#### Task:
Across the records that follow, how many lines contain the string "size"? Answer with the number only.
● ● ● ●
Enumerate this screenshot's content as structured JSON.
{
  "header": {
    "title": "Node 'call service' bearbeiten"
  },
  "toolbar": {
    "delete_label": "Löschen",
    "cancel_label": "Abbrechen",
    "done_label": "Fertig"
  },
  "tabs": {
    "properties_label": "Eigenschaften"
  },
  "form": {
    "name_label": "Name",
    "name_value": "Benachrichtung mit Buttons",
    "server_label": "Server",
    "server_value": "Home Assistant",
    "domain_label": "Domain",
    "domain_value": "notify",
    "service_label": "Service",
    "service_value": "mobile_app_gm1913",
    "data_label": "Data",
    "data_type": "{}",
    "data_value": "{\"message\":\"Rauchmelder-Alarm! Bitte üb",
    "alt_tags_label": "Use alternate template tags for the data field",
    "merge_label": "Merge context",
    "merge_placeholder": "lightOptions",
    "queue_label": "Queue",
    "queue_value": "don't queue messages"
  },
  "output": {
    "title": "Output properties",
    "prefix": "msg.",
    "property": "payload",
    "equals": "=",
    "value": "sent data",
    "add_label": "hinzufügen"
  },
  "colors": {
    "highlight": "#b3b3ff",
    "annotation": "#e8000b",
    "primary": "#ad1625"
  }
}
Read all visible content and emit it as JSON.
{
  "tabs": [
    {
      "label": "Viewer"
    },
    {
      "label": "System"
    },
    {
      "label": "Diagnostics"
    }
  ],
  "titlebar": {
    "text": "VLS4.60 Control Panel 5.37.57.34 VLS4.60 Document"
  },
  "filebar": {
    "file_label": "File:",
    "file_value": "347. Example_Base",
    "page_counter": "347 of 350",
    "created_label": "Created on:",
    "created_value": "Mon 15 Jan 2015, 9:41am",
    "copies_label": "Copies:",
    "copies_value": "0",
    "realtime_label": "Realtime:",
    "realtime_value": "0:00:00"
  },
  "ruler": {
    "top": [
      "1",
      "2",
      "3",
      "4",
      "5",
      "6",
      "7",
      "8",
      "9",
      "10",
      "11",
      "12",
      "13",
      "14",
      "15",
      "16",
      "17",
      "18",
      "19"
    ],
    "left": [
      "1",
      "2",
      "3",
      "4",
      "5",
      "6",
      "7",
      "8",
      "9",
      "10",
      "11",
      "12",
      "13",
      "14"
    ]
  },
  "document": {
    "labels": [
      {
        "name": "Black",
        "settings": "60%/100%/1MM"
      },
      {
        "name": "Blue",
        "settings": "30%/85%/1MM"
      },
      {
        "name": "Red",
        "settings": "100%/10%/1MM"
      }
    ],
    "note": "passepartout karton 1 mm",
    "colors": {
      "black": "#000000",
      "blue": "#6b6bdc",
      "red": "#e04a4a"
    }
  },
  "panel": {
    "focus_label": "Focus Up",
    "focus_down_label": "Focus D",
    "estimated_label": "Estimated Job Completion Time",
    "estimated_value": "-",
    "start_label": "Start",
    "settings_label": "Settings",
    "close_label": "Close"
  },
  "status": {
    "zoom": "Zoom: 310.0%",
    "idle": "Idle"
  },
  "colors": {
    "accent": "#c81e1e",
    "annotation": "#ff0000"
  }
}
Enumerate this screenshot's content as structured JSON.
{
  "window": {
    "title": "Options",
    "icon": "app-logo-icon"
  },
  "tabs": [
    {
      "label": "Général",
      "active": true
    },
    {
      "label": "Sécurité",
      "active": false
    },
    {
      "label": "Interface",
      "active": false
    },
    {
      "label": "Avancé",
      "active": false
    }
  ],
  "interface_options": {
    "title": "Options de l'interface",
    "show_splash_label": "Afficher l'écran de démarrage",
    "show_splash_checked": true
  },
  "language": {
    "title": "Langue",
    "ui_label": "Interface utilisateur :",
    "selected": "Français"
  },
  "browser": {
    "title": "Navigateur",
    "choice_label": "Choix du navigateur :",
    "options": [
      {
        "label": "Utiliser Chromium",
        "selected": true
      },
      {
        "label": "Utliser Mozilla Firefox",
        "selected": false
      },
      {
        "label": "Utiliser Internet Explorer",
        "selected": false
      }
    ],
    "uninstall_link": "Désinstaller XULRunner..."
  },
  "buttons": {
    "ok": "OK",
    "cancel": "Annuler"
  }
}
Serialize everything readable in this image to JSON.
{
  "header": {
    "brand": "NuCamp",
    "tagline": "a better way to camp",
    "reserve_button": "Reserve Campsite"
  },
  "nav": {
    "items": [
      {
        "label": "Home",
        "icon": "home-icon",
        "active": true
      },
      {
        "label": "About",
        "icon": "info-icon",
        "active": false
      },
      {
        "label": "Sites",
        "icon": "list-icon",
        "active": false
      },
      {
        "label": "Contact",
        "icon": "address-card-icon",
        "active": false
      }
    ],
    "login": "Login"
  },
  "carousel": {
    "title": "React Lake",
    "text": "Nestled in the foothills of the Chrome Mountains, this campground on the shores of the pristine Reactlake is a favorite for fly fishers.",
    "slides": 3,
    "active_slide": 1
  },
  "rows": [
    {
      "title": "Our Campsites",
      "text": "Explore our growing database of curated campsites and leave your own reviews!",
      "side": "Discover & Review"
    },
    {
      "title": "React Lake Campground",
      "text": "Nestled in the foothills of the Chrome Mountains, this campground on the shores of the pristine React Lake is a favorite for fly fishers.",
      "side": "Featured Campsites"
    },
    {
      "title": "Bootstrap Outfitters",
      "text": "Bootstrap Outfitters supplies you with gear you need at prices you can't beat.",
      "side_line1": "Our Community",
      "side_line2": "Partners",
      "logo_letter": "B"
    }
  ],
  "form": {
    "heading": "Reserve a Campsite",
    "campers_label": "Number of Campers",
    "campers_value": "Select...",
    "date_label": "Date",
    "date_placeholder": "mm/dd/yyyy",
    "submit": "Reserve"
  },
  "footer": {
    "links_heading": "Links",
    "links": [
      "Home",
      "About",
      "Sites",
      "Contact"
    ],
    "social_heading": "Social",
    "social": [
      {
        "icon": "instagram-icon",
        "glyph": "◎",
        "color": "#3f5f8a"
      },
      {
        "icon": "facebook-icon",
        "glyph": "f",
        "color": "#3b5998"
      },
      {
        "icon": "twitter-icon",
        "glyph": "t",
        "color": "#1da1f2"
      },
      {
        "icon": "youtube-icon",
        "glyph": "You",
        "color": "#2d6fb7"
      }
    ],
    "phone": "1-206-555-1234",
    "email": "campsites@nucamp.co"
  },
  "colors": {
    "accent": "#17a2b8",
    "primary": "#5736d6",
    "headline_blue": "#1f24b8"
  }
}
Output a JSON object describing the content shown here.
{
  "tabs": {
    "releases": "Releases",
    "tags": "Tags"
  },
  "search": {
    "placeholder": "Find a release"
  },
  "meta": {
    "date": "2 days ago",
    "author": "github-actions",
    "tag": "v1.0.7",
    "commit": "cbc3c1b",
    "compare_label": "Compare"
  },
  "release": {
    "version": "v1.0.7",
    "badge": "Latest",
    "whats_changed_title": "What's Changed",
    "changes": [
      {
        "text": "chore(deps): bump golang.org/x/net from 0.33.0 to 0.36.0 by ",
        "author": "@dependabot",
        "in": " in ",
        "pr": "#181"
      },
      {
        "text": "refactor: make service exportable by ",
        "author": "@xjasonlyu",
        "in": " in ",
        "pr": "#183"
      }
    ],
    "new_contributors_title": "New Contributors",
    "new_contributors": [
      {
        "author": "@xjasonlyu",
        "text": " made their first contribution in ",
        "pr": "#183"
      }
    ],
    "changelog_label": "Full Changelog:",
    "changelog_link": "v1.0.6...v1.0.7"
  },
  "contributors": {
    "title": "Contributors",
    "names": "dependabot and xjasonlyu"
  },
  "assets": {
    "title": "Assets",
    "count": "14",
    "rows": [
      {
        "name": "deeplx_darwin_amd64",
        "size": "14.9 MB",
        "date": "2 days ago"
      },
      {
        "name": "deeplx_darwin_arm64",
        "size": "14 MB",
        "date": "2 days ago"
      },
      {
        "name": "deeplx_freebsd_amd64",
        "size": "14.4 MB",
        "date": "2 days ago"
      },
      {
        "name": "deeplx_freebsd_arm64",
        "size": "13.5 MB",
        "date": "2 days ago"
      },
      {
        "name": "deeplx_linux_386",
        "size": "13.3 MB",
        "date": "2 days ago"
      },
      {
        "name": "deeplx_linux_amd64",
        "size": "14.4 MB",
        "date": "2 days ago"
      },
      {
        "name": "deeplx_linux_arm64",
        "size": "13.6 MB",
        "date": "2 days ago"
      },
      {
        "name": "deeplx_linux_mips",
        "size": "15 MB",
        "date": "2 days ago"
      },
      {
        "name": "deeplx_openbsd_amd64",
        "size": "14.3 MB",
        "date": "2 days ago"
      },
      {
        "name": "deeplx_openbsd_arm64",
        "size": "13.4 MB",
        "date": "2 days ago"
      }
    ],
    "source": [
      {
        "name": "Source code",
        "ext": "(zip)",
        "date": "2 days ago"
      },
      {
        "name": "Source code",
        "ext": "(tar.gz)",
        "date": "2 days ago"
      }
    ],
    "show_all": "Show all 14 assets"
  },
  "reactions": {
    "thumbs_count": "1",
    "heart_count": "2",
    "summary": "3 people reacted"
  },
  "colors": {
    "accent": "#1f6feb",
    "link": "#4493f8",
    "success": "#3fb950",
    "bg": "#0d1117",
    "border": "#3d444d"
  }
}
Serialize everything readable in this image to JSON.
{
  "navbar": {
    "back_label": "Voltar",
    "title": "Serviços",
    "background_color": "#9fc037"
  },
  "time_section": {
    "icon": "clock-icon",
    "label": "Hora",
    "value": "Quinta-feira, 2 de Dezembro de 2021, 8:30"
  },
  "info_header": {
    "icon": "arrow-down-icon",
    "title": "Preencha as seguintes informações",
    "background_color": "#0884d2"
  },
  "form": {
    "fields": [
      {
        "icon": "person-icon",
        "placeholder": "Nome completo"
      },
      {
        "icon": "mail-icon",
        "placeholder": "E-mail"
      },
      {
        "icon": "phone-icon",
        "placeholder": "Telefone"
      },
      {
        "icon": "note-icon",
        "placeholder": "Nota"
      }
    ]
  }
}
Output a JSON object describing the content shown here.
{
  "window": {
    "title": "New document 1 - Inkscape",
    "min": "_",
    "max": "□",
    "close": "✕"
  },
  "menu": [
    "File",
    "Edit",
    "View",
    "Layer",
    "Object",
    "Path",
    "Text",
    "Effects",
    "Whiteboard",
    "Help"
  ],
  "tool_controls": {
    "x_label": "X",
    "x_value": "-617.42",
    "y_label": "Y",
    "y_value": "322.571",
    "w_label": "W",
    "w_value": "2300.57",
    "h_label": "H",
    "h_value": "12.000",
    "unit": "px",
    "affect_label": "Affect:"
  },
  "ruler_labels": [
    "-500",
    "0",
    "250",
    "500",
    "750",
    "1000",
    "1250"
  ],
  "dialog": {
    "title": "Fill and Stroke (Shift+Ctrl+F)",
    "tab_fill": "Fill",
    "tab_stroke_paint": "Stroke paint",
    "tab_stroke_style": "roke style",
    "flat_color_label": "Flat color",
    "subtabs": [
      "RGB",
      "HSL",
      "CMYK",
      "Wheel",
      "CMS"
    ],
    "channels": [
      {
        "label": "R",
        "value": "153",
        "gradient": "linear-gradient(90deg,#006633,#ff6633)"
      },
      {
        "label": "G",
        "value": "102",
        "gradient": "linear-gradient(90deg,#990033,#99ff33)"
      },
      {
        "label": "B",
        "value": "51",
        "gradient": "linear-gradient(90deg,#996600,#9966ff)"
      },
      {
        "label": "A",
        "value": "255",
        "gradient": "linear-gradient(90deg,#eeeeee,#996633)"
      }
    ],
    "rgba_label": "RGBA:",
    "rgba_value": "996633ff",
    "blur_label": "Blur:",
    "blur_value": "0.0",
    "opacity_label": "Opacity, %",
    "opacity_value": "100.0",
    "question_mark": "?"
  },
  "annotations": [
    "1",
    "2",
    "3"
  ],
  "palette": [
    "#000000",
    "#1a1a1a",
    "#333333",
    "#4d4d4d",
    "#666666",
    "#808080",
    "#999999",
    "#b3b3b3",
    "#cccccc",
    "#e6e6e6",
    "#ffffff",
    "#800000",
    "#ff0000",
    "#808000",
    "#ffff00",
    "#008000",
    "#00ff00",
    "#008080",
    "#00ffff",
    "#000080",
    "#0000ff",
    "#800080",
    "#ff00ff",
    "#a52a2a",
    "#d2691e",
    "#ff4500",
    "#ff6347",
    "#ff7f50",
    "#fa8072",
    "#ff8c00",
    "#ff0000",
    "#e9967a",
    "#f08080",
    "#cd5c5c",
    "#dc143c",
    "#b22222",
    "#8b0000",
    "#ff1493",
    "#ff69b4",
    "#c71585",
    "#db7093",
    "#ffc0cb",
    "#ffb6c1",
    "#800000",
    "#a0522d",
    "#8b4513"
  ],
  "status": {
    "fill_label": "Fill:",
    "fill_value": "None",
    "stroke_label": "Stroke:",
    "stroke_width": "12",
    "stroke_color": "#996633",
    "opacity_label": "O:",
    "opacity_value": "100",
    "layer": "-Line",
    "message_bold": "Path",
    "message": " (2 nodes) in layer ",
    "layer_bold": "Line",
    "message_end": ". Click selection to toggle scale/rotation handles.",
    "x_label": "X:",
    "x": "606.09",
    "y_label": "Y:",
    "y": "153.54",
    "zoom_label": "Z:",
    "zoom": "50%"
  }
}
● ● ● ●
#### Exercise solution:
10